EXERCISE BRIEF
Where the records below have a line with "hamburger", that line is to be copied.

::::::::

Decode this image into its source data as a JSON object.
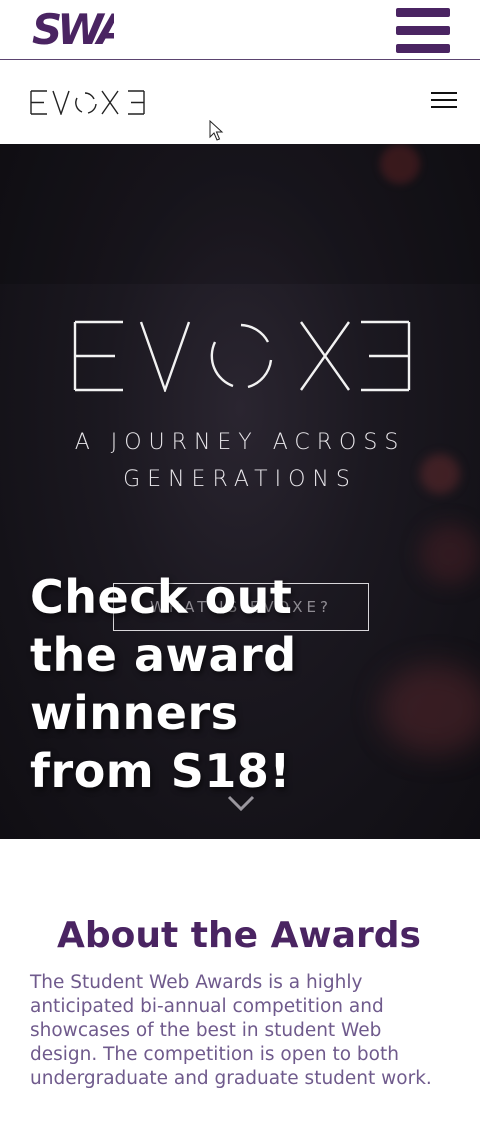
{
  "swa_bar": {
    "logo_text": "SWA",
    "logo_icon": "swa-logo",
    "menu_icon": "hamburger-icon",
    "brand_color": "#4a2462"
  },
  "evoxe_header": {
    "logo_text": "EVOXE",
    "menu_icon": "hamburger-icon"
  },
  "hero": {
    "logo_text": "EVOXE",
    "tagline": "A JOURNEY ACROSS GENERATIONS",
    "button_label": "WHAT IS EVOXE?",
    "scroll_icon": "chevron-down-icon"
  },
  "overlay": {
    "headline": "Check out the award winners from S18!"
  },
  "about": {
    "title": "About the Awards",
    "text": "The Student Web Awards is a highly anticipated bi-annual competition and showcases of the best in student Web design. The competition is open to both undergraduate and graduate student work."
  },
  "colors": {
    "purple": "#4a2462",
    "text_purple": "#6f5a8c",
    "hero_dark": "#141218"
  }
}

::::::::

SOLUTION FOR THIS EXERCISE
    "menu_icon": "hamburger-icon",
    "menu_icon": "hamburger-icon"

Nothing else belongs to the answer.